When most people think about a day in the life of a teacher, they picture a classroom full of students actively participating in activities, getting grading done over a quiet planning hour, and having the summer off to relax. While this is certainly how teaching is often portrayed in the movies and on TV, the reality couldn’t be farther from the truth for teachers today.
From the constant interruptions and outbursts to stacks of paperwork, state mandated testing, department meetings, behavioral conferences, and the professional development required to renew their teaching license every few years. Teachers never seem to enjoy classes that run smoothly, the planning hour they were promised, or the actual summer break they thought they’d have.
Today teachers are dealing with an ominous threat they never could have imagined — their own students.
It’s becoming more commonplace for teachers to have their supplies stolen, their rooms trashed in violent outbursts and for fights to take place either in the classroom or on school grounds. Add to that, students having sexual encounters at school have become more commonplace.
And shockingly, verbal and physical assaults against teachers have been on a steady climb for years with more and more teachers leaving the profession for their own mental and physical well being.
In a recent survey of 3,403 teachers, 25% had been physically abused, 20% had received threats, and 37% reported verbal insults, disrespectful language, and sexual advances from students. And to make it worse, many teachers admit they never report assaults because they feel that they won’t be supported by their districts if they do.
So where are all of these challenging students coming from?
A quick look at the numbers can tell you exactly what students today face and why these challenges are carrying over into the classroom causing such unconscionable behaviors.
- 1.5 million school-aged children in the United States have experienced homelessness in the past 3 years
- 30 million students qualify for free and reduced lunch
- 24% of white, 42% of Hispanic, and 64% of black students come from single-parent homes
- 7.9 million children have been part of child abuse investigations with 91.4% of victims being abused by 1 or more parent
- 2.08 million students between the ages of 12-17 have used drugs in the last month and 86% of students know someone who smokes, drinks, or uses drugs at school
- 1 in 6 children in the US have a mental illness
- 90% of kids play video games and 90% of popular video games portray violence
What this tells us is that today’s students face a lot of intense challenges that greatly affect their ability to focus, learn, and show appropriate behaviors at school.
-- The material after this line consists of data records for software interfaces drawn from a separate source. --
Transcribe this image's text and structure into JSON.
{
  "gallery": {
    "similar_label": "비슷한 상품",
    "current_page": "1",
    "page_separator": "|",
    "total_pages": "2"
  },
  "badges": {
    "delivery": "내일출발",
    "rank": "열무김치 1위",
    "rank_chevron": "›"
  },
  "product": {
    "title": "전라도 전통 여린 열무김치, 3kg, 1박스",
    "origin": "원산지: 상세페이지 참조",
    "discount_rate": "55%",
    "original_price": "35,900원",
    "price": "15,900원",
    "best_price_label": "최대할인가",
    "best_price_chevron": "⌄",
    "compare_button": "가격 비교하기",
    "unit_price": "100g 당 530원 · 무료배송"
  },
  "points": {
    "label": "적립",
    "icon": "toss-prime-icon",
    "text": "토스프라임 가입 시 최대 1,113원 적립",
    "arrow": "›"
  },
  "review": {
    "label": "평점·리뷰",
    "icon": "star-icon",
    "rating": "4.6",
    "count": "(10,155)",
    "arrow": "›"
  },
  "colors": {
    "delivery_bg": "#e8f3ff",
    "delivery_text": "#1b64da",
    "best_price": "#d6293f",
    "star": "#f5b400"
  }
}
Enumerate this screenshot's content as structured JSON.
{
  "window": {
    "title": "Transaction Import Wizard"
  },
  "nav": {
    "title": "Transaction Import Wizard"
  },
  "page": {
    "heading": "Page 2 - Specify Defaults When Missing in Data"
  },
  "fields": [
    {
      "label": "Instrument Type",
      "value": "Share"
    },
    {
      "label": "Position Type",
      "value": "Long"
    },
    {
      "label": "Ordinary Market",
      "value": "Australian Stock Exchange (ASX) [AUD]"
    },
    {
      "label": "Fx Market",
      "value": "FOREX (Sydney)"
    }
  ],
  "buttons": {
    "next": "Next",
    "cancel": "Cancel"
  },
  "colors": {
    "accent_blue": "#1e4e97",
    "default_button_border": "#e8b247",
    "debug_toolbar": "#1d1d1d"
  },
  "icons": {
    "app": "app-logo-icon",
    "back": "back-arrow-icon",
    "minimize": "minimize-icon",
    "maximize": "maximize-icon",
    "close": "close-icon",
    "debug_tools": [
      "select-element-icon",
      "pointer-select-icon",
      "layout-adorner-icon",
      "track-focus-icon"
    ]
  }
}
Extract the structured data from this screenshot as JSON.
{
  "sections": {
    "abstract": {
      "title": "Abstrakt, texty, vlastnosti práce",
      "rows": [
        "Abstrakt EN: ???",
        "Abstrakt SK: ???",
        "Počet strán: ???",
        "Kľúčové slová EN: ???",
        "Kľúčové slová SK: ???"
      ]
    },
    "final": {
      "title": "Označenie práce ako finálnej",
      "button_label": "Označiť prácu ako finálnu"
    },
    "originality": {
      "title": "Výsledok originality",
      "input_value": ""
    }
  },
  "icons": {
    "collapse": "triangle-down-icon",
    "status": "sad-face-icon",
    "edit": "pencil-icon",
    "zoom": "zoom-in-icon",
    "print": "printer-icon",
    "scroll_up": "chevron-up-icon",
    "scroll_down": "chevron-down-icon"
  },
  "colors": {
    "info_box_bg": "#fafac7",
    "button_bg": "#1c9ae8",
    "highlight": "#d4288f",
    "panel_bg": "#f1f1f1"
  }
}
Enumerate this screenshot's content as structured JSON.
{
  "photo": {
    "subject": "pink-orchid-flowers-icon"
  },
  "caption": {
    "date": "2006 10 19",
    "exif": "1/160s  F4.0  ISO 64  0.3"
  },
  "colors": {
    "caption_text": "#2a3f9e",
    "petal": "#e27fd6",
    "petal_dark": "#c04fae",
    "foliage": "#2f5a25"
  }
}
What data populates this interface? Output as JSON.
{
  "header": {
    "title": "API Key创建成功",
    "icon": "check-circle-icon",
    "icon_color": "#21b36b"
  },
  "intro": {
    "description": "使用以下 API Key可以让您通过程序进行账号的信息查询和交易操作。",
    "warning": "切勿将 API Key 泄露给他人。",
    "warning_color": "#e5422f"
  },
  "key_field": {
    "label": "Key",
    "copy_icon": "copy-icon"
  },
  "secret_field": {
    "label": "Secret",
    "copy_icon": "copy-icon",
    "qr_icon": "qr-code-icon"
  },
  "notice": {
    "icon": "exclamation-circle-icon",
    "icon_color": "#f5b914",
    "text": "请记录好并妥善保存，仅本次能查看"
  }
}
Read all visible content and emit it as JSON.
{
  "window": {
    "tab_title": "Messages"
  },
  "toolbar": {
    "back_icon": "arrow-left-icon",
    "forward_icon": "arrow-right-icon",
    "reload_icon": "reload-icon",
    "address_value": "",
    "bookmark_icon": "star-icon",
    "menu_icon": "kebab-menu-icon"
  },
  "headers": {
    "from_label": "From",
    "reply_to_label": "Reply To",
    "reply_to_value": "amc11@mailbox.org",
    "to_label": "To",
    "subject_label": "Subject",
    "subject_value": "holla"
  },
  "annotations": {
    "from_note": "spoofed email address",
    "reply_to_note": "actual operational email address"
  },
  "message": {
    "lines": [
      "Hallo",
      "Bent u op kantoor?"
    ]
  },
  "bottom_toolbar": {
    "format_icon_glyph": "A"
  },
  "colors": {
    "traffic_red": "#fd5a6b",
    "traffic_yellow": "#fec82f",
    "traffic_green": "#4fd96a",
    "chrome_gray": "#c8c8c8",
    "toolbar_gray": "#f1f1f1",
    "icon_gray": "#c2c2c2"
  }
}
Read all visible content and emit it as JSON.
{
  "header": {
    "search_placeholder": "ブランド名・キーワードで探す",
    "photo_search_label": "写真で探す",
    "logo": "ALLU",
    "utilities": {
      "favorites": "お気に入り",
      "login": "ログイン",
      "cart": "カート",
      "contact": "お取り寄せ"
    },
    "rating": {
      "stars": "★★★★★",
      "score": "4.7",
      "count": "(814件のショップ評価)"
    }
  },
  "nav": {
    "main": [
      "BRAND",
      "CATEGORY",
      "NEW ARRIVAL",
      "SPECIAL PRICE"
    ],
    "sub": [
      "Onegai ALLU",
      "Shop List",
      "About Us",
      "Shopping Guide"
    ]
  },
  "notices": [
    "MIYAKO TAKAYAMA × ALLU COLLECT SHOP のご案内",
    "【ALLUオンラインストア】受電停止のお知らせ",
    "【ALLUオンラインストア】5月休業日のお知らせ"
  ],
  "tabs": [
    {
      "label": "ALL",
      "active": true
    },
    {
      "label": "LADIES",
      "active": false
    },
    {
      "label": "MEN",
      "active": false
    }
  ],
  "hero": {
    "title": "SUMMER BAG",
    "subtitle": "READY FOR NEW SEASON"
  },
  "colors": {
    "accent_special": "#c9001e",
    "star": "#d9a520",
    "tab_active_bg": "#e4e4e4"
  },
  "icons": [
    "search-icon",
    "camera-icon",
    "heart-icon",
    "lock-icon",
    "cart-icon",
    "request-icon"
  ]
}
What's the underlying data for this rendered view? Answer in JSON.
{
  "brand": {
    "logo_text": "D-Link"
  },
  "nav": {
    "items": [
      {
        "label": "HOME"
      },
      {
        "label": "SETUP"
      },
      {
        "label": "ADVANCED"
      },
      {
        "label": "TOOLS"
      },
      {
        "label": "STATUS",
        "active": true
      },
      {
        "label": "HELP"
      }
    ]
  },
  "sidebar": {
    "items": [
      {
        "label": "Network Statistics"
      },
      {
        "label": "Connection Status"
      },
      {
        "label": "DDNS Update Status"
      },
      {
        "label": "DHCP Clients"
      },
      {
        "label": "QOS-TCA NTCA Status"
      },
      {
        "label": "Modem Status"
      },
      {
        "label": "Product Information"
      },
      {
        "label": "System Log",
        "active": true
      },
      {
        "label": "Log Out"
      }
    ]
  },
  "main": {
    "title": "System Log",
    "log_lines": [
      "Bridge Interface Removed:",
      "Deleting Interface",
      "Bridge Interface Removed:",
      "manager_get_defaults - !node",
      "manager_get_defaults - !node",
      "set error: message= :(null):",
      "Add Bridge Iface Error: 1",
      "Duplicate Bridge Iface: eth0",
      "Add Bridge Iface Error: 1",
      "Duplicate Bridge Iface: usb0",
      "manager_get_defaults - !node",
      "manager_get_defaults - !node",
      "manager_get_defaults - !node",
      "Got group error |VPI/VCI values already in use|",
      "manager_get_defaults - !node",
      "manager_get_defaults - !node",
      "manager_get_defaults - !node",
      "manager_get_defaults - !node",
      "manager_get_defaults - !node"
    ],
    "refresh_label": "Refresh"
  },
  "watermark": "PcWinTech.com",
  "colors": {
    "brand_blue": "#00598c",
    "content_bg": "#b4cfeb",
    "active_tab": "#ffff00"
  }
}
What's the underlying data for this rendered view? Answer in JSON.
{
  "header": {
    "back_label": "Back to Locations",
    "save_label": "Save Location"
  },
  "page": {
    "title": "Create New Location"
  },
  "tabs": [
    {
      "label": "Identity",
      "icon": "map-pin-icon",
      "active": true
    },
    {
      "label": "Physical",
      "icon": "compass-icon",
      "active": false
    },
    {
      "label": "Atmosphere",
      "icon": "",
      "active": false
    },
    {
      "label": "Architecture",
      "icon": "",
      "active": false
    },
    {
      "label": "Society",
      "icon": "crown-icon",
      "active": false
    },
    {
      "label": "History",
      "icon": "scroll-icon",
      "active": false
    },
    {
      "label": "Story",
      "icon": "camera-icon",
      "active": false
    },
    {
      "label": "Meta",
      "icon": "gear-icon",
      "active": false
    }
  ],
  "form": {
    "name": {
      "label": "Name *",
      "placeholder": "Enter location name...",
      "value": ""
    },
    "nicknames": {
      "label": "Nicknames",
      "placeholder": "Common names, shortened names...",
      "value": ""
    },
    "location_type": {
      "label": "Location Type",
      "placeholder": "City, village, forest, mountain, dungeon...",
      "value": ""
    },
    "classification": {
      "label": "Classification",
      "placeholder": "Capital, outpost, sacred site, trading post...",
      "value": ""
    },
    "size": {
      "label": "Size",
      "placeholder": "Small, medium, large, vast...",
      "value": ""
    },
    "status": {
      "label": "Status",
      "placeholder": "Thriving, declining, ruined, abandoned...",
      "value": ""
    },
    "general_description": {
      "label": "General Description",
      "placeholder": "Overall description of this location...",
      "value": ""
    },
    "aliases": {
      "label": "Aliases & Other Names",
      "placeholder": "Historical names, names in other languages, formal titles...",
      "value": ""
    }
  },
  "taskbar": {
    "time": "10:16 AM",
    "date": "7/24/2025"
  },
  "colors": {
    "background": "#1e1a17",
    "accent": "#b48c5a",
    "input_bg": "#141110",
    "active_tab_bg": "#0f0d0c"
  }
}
Parents play a huge role in their learning and behaviors. Many parents are absent when it comes to teaching their kids how to act and how to be respectful. Many of these parents weren’t taught when they were children so they are ill equipped to teach. Many children are raised in single parent homes where the parent is working and not always available when the child needs them. They aren’t there for the coaching and comfort these kids need to feel safe and secure. Studies show parents with higher education themselves are much more likely to be involved in their child’s education which gives these kids an advantage in school and in life. The fact that court decisions and federal laws have tied administrators’ hands when it comes to dealing with negative behaviors from students when they happen just adds fuel to the fire. Since there are virtually no consequences, students are far more likely to continue acting out. For some, it’s a cry for help, for others it’s a confirmation that they are the boss and can do as they please. For all, it’s a tragedy because these events generally lead to a future filled with anger, hostility and violence.